▶ **RECORDS FOR PROCESSING**:

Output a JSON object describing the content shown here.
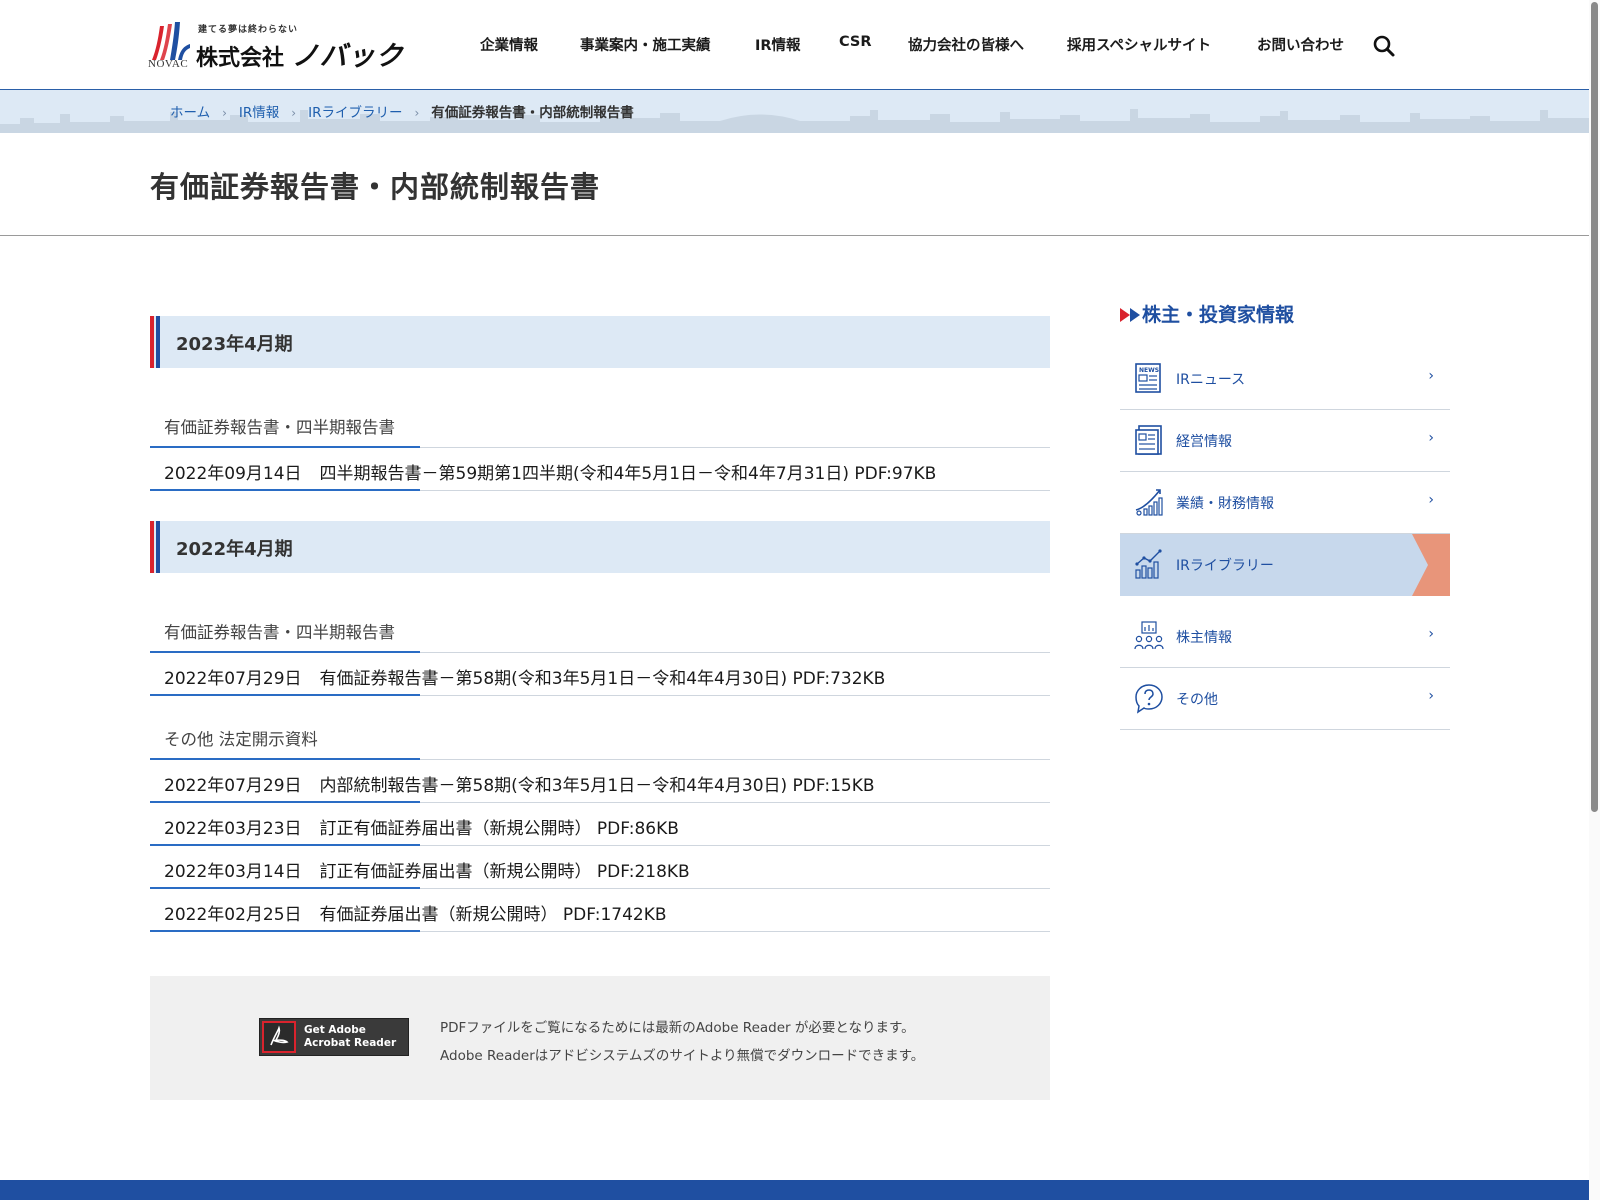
{
  "logo": {
    "tagline": "建てる夢は終わらない",
    "company_prefix": "株式会社",
    "brand": "ノバック",
    "sub": "NOVAC"
  },
  "nav": {
    "items": [
      "企業情報",
      "事業案内・施工実績",
      "IR情報",
      "CSR",
      "協力会社の皆様へ",
      "採用スペシャルサイト",
      "お問い合わせ"
    ]
  },
  "breadcrumb": {
    "home": "ホーム",
    "ir": "IR情報",
    "library": "IRライブラリー",
    "current": "有価証券報告書・内部統制報告書"
  },
  "page_title": "有価証券報告書・内部統制報告書",
  "sections": [
    {
      "year": "2023年4月期",
      "groups": [
        {
          "heading": "有価証券報告書・四半期報告書",
          "docs": [
            {
              "date": "2022年09月14日",
              "title": "四半期報告書－第59期第1四半期(令和4年5月1日－令和4年7月31日) PDF:97KB"
            }
          ]
        }
      ]
    },
    {
      "year": "2022年4月期",
      "groups": [
        {
          "heading": "有価証券報告書・四半期報告書",
          "docs": [
            {
              "date": "2022年07月29日",
              "title": "有価証券報告書－第58期(令和3年5月1日－令和4年4月30日) PDF:732KB"
            }
          ]
        },
        {
          "heading": "その他 法定開示資料",
          "docs": [
            {
              "date": "2022年07月29日",
              "title": "内部統制報告書－第58期(令和3年5月1日－令和4年4月30日) PDF:15KB"
            },
            {
              "date": "2022年03月23日",
              "title": "訂正有価証券届出書（新規公開時） PDF:86KB"
            },
            {
              "date": "2022年03月14日",
              "title": "訂正有価証券届出書（新規公開時） PDF:218KB"
            },
            {
              "date": "2022年02月25日",
              "title": "有価証券届出書（新規公開時） PDF:1742KB"
            }
          ]
        }
      ]
    }
  ],
  "reader": {
    "badge_line1": "Get Adobe",
    "badge_line2": "Acrobat Reader",
    "note_line1": "PDFファイルをご覧になるためには最新のAdobe Reader が必要となります。",
    "note_line2": "Adobe Readerはアドビシステムズのサイトより無償でダウンロードできます。"
  },
  "sidebar": {
    "title": "株主・投資家情報",
    "items": [
      {
        "label": "IRニュース",
        "icon": "news-icon"
      },
      {
        "label": "経営情報",
        "icon": "document-icon"
      },
      {
        "label": "業績・財務情報",
        "icon": "growth-chart-icon"
      },
      {
        "label": "IRライブラリー",
        "icon": "bar-chart-icon",
        "active": true
      },
      {
        "label": "株主情報",
        "icon": "shareholders-icon"
      },
      {
        "label": "その他",
        "icon": "question-icon"
      }
    ]
  },
  "colors": {
    "brand_blue": "#1f4fa1",
    "accent_red": "#d9232d",
    "band_blue": "#dde9f5",
    "active_orange": "#e8957a"
  }
}
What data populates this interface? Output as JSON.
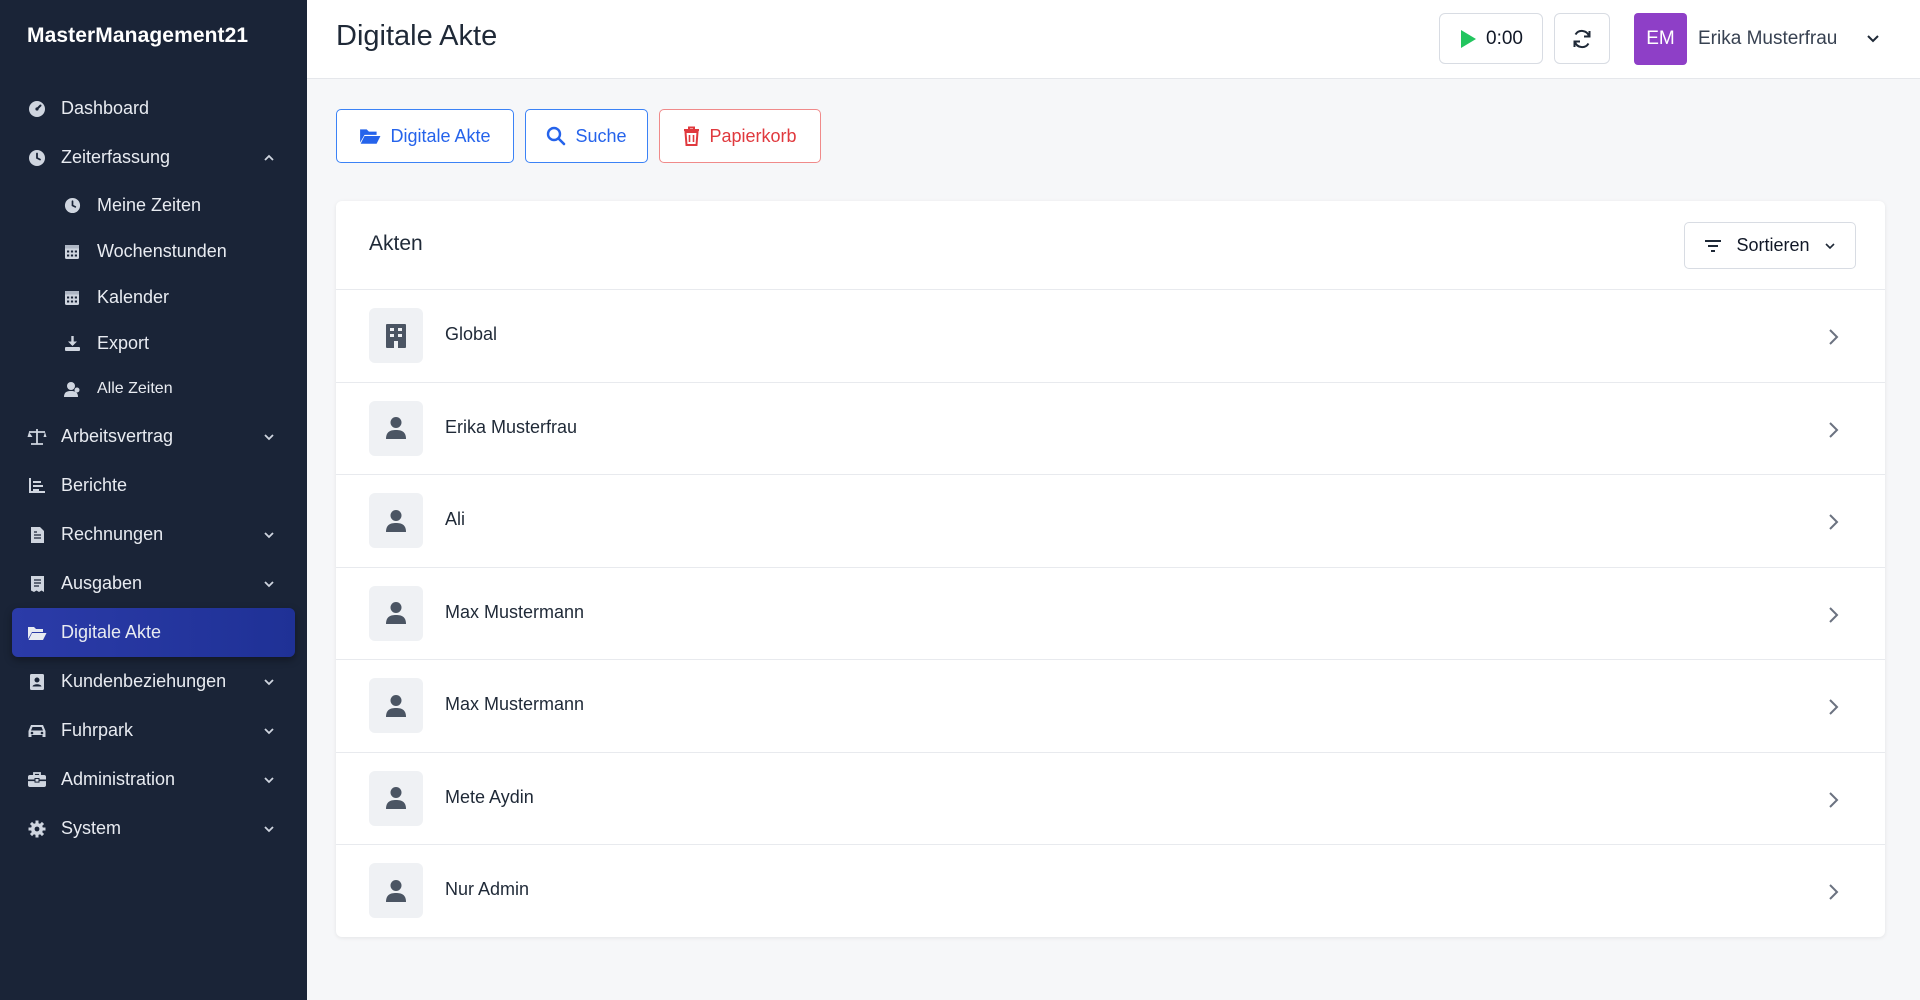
{
  "app": {
    "brand": "MasterManagement21"
  },
  "sidebar": {
    "items": [
      {
        "label": "Dashboard",
        "icon": "dashboard-icon"
      },
      {
        "label": "Zeiterfassung",
        "icon": "clock-icon",
        "expanded": true,
        "children": [
          {
            "label": "Meine Zeiten",
            "icon": "clock-icon"
          },
          {
            "label": "Wochenstunden",
            "icon": "calendar-icon"
          },
          {
            "label": "Kalender",
            "icon": "calendar-icon"
          },
          {
            "label": "Export",
            "icon": "download-icon"
          },
          {
            "label": "Alle Zeiten",
            "icon": "users-icon"
          }
        ]
      },
      {
        "label": "Arbeitsvertrag",
        "icon": "scale-icon"
      },
      {
        "label": "Berichte",
        "icon": "chart-icon"
      },
      {
        "label": "Rechnungen",
        "icon": "invoice-icon"
      },
      {
        "label": "Ausgaben",
        "icon": "receipt-icon"
      },
      {
        "label": "Digitale Akte",
        "icon": "folder-open-icon",
        "active": true
      },
      {
        "label": "Kundenbeziehungen",
        "icon": "contact-book-icon"
      },
      {
        "label": "Fuhrpark",
        "icon": "car-icon"
      },
      {
        "label": "Administration",
        "icon": "toolbox-icon"
      },
      {
        "label": "System",
        "icon": "gear-icon"
      }
    ]
  },
  "header": {
    "title": "Digitale Akte",
    "timer": "0:00",
    "user": {
      "initials": "EM",
      "name": "Erika Musterfrau",
      "avatar_color": "#8e3fc7"
    }
  },
  "actions": {
    "akte": "Digitale Akte",
    "suche": "Suche",
    "papierkorb": "Papierkorb"
  },
  "card": {
    "title": "Akten",
    "sort_label": "Sortieren",
    "rows": [
      {
        "label": "Global",
        "icon": "building-icon"
      },
      {
        "label": "Erika Musterfrau",
        "icon": "user-icon"
      },
      {
        "label": "Ali",
        "icon": "user-icon"
      },
      {
        "label": "Max Mustermann",
        "icon": "user-icon"
      },
      {
        "label": "Max Mustermann",
        "icon": "user-icon"
      },
      {
        "label": "Mete Aydin",
        "icon": "user-icon"
      },
      {
        "label": "Nur Admin",
        "icon": "user-icon"
      }
    ]
  },
  "colors": {
    "sidebar_bg": "#1a2437",
    "active_nav": "#2b3ba8",
    "primary": "#2563eb",
    "danger": "#e0393e",
    "play": "#22c55e"
  }
}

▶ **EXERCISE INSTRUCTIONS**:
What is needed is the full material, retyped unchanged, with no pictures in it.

▶ **RESULT BELOW**:
Output a JSON object describing the content shown here.
{
  "logo": {
    "tagline": "建てる夢は終わらない",
    "company_prefix": "株式会社",
    "brand": "ノバック",
    "sub": "NOVAC"
  },
  "nav": {
    "items": [
      "企業情報",
      "事業案内・施工実績",
      "IR情報",
      "CSR",
      "協力会社の皆様へ",
      "採用スペシャルサイト",
      "お問い合わせ"
    ]
  },
  "breadcrumb": {
    "home": "ホーム",
    "ir": "IR情報",
    "library": "IRライブラリー",
    "current": "有価証券報告書・内部統制報告書"
  },
  "page_title": "有価証券報告書・内部統制報告書",
  "sections": [
    {
      "year": "2023年4月期",
      "groups": [
        {
          "heading": "有価証券報告書・四半期報告書",
          "docs": [
            {
              "date": "2022年09月14日",
              "title": "四半期報告書－第59期第1四半期(令和4年5月1日－令和4年7月31日) PDF:97KB"
            }
          ]
        }
      ]
    },
    {
      "year": "2022年4月期",
      "groups": [
        {
          "heading": "有価証券報告書・四半期報告書",
          "docs": [
            {
              "date": "2022年07月29日",
              "title": "有価証券報告書－第58期(令和3年5月1日－令和4年4月30日) PDF:732KB"
            }
          ]
        },
        {
          "heading": "その他 法定開示資料",
          "docs": [
            {
              "date": "2022年07月29日",
              "title": "内部統制報告書－第58期(令和3年5月1日－令和4年4月30日) PDF:15KB"
            },
            {
              "date": "2022年03月23日",
              "title": "訂正有価証券届出書（新規公開時） PDF:86KB"
            },
            {
              "date": "2022年03月14日",
              "title": "訂正有価証券届出書（新規公開時） PDF:218KB"
            },
            {
              "date": "2022年02月25日",
              "title": "有価証券届出書（新規公開時） PDF:1742KB"
            }
          ]
        }
      ]
    }
  ],
  "reader": {
    "badge_line1": "Get Adobe",
    "badge_line2": "Acrobat Reader",
    "note_line1": "PDFファイルをご覧になるためには最新のAdobe Reader が必要となります。",
    "note_line2": "Adobe Readerはアドビシステムズのサイトより無償でダウンロードできます。"
  },
  "sidebar": {
    "title": "株主・投資家情報",
    "items": [
      {
        "label": "IRニュース",
        "icon": "news-icon"
      },
      {
        "label": "経営情報",
        "icon": "document-icon"
      },
      {
        "label": "業績・財務情報",
        "icon": "growth-chart-icon"
      },
      {
        "label": "IRライブラリー",
        "icon": "bar-chart-icon",
        "active": true
      },
      {
        "label": "株主情報",
        "icon": "shareholders-icon"
      },
      {
        "label": "その他",
        "icon": "question-icon"
      }
    ]
  },
  "colors": {
    "brand_blue": "#1f4fa1",
    "accent_red": "#d9232d",
    "band_blue": "#dde9f5",
    "active_orange": "#e8957a"
  }
}
What data populates this interface? Output as JSON.
{
  "app": {
    "brand": "MasterManagement21"
  },
  "sidebar": {
    "items": [
      {
        "label": "Dashboard",
        "icon": "dashboard-icon"
      },
      {
        "label": "Zeiterfassung",
        "icon": "clock-icon",
        "expanded": true,
        "children": [
          {
            "label": "Meine Zeiten",
            "icon": "clock-icon"
          },
          {
            "label": "Wochenstunden",
            "icon": "calendar-icon"
          },
          {
            "label": "Kalender",
            "icon": "calendar-icon"
          },
          {
            "label": "Export",
            "icon": "download-icon"
          },
          {
            "label": "Alle Zeiten",
            "icon": "users-icon"
          }
        ]
      },
      {
        "label": "Arbeitsvertrag",
        "icon": "scale-icon"
      },
      {
        "label": "Berichte",
        "icon": "chart-icon"
      },
      {
        "label": "Rechnungen",
        "icon": "invoice-icon"
      },
      {
        "label": "Ausgaben",
        "icon": "receipt-icon"
      },
      {
        "label": "Digitale Akte",
        "icon": "folder-open-icon",
        "active": true
      },
      {
        "label": "Kundenbeziehungen",
        "icon": "contact-book-icon"
      },
      {
        "label": "Fuhrpark",
        "icon": "car-icon"
      },
      {
        "label": "Administration",
        "icon": "toolbox-icon"
      },
      {
        "label": "System",
        "icon": "gear-icon"
      }
    ]
  },
  "header": {
    "title": "Digitale Akte",
    "timer": "0:00",
    "user": {
      "initials": "EM",
      "name": "Erika Musterfrau",
      "avatar_color": "#8e3fc7"
    }
  },
  "actions": {
    "akte": "Digitale Akte",
    "suche": "Suche",
    "papierkorb": "Papierkorb"
  },
  "card": {
    "title": "Akten",
    "sort_label": "Sortieren",
    "rows": [
      {
        "label": "Global",
        "icon": "building-icon"
      },
      {
        "label": "Erika Musterfrau",
        "icon": "user-icon"
      },
      {
        "label": "Ali",
        "icon": "user-icon"
      },
      {
        "label": "Max Mustermann",
        "icon": "user-icon"
      },
      {
        "label": "Max Mustermann",
        "icon": "user-icon"
      },
      {
        "label": "Mete Aydin",
        "icon": "user-icon"
      },
      {
        "label": "Nur Admin",
        "icon": "user-icon"
      }
    ]
  },
  "colors": {
    "sidebar_bg": "#1a2437",
    "active_nav": "#2b3ba8",
    "primary": "#2563eb",
    "danger": "#e0393e",
    "play": "#22c55e"
  }
}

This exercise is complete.